These five search engines dominate the markets in their respective countries (numbers from FT):
- Seznam, the Czech Republic, 63%
- Baidu, China, “about 60%”
- Naver, South Korea, “about 60%”
- Yahoo Japan, ten guesses, “slightly more than half”
- Yandex, Russia, 46%
The Financial Times says that these five are the only local countries besting Google in the market share game (which, by extension, must mean that Google has the largest single slice of the pie in every other country in the whole world).
These engines have several things in common: 4 of them have non-Roman alphabets, 4 of them are in Asia and 2 in Eastern Europe (lucky Russia, counting twice). But these have little to do with their dominance, which stems from quality, strategy and home-field advantage, as the Financial Times asserts.

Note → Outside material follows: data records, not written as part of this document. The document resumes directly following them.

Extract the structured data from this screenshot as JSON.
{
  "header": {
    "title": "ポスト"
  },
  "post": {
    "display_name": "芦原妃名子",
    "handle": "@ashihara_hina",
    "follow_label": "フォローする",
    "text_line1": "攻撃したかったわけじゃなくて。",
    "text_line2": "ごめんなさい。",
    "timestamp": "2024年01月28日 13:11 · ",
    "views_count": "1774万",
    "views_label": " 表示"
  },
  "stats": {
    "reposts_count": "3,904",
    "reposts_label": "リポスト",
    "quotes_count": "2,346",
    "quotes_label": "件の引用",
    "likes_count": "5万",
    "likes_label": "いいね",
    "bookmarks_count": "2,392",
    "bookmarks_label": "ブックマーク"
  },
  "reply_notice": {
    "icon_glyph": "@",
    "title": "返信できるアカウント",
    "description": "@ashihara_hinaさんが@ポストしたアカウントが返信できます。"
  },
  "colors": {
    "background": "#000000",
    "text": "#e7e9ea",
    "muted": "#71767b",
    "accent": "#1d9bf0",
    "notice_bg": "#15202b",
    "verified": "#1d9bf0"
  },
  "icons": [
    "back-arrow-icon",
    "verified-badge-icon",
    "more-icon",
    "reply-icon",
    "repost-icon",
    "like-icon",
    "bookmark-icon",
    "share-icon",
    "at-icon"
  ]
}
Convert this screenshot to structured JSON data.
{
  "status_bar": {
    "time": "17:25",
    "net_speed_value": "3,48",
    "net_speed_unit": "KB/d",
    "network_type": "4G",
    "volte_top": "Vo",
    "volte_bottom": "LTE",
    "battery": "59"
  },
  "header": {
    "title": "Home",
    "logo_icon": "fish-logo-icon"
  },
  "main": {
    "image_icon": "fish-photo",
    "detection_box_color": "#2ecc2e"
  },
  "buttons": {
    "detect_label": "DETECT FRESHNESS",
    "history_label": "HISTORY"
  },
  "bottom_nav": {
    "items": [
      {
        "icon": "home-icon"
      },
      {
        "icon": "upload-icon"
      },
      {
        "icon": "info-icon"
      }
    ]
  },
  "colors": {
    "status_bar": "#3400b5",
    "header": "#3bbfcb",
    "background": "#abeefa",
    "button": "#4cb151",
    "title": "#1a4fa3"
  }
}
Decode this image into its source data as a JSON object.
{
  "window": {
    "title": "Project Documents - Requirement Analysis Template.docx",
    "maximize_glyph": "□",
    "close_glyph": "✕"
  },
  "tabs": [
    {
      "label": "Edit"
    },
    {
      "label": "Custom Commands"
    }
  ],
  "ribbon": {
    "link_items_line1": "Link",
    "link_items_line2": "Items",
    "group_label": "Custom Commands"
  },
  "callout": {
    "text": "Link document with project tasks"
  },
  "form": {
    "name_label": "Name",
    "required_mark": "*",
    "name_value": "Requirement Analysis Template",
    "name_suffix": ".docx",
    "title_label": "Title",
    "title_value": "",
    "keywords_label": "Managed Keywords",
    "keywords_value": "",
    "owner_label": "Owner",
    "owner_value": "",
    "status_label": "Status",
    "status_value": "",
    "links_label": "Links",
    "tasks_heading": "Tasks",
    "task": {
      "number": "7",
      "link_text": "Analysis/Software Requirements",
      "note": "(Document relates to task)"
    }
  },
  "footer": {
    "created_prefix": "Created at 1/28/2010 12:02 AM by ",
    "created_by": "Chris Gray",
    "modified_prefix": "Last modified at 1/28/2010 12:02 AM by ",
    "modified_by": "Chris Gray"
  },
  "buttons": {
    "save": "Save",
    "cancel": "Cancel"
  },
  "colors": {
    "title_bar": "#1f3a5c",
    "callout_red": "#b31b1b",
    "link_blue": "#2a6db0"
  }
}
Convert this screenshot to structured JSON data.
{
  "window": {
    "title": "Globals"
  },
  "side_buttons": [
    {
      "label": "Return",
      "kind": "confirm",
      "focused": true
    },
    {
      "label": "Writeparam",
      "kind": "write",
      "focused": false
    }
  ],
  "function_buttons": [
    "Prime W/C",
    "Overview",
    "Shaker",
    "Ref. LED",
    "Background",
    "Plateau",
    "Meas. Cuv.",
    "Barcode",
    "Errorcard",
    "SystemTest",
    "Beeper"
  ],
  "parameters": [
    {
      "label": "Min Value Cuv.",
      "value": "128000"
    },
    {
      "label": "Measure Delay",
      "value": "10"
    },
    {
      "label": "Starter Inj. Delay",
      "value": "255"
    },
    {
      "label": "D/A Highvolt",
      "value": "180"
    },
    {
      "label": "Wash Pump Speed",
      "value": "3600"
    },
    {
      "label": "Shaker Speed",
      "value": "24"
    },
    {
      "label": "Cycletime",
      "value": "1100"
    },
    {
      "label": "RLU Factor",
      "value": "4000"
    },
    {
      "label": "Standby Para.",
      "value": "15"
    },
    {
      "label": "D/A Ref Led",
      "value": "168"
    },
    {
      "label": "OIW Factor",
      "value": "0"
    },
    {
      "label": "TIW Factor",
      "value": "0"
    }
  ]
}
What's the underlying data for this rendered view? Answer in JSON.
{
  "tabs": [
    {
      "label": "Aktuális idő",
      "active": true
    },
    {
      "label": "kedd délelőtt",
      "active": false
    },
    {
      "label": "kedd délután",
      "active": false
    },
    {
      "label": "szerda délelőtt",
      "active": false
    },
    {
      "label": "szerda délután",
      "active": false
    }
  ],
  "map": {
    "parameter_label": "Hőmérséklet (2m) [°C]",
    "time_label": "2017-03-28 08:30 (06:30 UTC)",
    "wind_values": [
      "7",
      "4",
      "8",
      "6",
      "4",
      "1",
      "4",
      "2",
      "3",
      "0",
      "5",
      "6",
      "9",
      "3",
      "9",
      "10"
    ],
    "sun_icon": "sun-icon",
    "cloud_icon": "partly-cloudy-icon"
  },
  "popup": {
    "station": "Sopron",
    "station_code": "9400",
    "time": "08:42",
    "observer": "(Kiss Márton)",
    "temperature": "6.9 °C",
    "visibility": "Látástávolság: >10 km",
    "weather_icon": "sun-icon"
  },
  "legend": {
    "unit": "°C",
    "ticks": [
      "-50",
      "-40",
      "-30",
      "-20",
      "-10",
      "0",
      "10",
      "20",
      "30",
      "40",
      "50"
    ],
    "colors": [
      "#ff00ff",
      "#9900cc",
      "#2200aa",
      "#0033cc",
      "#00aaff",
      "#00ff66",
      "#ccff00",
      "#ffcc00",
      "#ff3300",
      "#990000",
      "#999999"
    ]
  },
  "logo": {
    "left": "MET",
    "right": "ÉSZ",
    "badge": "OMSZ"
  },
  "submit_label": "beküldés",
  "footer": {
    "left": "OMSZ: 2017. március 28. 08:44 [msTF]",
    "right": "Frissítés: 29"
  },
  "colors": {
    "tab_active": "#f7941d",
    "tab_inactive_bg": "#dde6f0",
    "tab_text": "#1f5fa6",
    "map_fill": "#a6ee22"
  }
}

In several of these countries, Google’s results are simply inferior—or they were. In many cases, Google has improved the quality of results, but the early leader maintains the “first-mover advantage.” The brand recognition the Google competitors built when they did have a quality edge probably carries over into a perception of superior result quality now.
Aside from being the “first mover,” these five have adopted strategies that have come to shape their users’ expectations of search. One popular strategy among these five is combining the search franchise with a portal (just look at the start pages for Seznam, Yahoo Japan and Naver).
Along with this is using strategies and formats best suited to their respective cultures. For example, the Korean structure for logical arguments is very different from the Western structure. An argument that might persuade a Westerner would come off as blunt, overbearing, inelegant and even rude in Korean, while a well-constructed Korean argument would leave a Westerner feeling unconvinced, as though the arguer had beaten around the bush. The logic structure isn’t limited to essays—it appears in everything down to newspaper articles and face-to-face interactions.
This cultural understanding of logic, of how information should be transmitted and received, must also greatly inform how users interact with a search engine—and it’s just one advantage to being local.
Other advantages to being the hometown team include a sense of pride or even nationalism in using an engine made right here in the fill-in-the-country—especially when said hometown team is beating the world champion.
And the home-field advantage is especially important in the much-coveted Chinese market. The Chinese government has a number of laws designed to make it difficult for foreign companies to compete. To a large extent, these laws are successful. Eric Schmidt told FT:
Because Baidu had such a head start largely because of the various bizarre laws that China has with respect to foreign media. It will take a while, but we will eventually do well there.
All of us should tell the Chinese that their local markets need to be open to foreign investment, they need not favour their local competitors.
Well, much as I don’t care for the Chinese government, it sounds like Schmidt needs the WAAAAAmbulance. It’s hard to sympathize with a company whose true feelings are probably better reflected by Mohammad Gawdat, Google’s head of the emerging markets in Europe, the Middle East and Africa:
It may take more time, but who cares? The rest of the world is doing really well.
What do you think? Will these five holdouts eventually succumb—and does it matter?